Blame and Peace

By Rev. David Wilson Rogers |  August 23, 2014

            An unarmed man is killed by police, angry residents erupt in protests, police move in with military-like force to restore order, and the violence escalates. Residents blame police brutality and the law blames unruly residents. The community is shattered and bitter factions become entrenched in their definitive positions of embattled defense and response.
            Russian separatists in Crimea revolt against the Ukrainian government. Political entities from Moscow to Washington DC angrily blame each other for undermining the rule of law and sovereign right to self-determination. As the machines of war are employed to restore peace, innocent air travelers are blown out of the sky and humanitarian aid is scrutinized out of fear, mistrust, of potential deceit and treachery.
Hamas blames unrelenting Israeli oppression and lobs indiscriminate rockets into Israel. Israel blames unwarranted Palestinian aggression and launches military violence into Gaza. Negotiations fail as ferociously embedded hatred festers into dehumanizing intolerance. 
            Unions blame corporate greed and fight for higher wages while corporations blame union arrogance for eroding necessary profits. Welfare recipients blame economic inequality for dependence on the system and those not receiving benefits blame personal laziness and inadequate moral standards for dependence on the system. The Republicans blame the Democrats for being too liberal while the Democrats blame the Republicans for being too conservative. Christians, when facing the challenges of vital ministry in the modern world, blame everything from Satan to changing morals, shifting cultural standards, and eroding biblical literacy for making the ministry of Jesus Christ increasingly difficult today.
            When it comes to facing the truly volatile and destructive forces facing our world today, there certainly is a lot of blame to go around. Yet, blame as we may, blaming remains a very destructive sin. It is nothing new. Blame is one of the oldest sins in humanity. When confronted by God in the Garden of Eden, Adam blamed Eve, who then blamed the serpent. Blaming, however, changed nothing in the Garden at the dawn of Creation. The first children of Creation proved to be no better and the pattern continued.
There is no escaping the fact that the very real problems and catastrophic conflicts facing humanity are the result of people making very sinful, violent, immoral, and disastrous choices. From the streets of Ferguson to the villages of Gaza, from the welfare lines in America to the battle lines in Crimea, there is unrelenting sin that must be stopped.

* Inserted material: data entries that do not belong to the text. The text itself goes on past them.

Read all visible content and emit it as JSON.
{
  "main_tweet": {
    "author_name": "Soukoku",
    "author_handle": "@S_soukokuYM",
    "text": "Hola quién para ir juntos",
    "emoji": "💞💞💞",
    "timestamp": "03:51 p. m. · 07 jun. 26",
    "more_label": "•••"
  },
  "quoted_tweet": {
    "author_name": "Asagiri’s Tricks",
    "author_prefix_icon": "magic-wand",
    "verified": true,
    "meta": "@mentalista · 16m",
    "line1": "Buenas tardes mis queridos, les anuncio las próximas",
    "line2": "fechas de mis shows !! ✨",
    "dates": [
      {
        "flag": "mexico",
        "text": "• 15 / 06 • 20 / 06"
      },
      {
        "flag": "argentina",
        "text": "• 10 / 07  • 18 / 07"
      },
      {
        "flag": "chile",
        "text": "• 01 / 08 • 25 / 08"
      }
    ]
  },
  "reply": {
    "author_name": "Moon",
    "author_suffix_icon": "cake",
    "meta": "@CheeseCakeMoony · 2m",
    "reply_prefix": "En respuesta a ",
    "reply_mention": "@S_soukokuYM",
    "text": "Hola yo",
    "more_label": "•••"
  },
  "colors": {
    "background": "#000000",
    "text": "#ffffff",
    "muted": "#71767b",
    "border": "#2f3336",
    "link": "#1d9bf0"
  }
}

Yet for a genuine and authentic call for just and sustainable peace to be restored, the first thing that must end is the finger-pointing of blame. As with Adam and Eve, when the people of God are willing to cast the finger of blame on other people, forces, entities, and powers without taking the time to understand how our own actions—or inactions, beliefs, attitudes, and positions—have contributed to the situation, the violence will only continue and escalate.
Jesus called for blessing upon the peacemakers (Matt 5:9) and condemned the use of violence as a solution to conflict (Matt 26:52). James calls people of faith to let understanding, listening, and compassion guide our actions (1:19) and the author of Ephesians calls for Christians to live in unity forged in the love and peace that comes only from Christ (4:1-6). As mistrust breeds fear, which fuels violence, and human lives are destroyed in the name of casting blame, those who call on Christ must stand for genuine peace and true justice.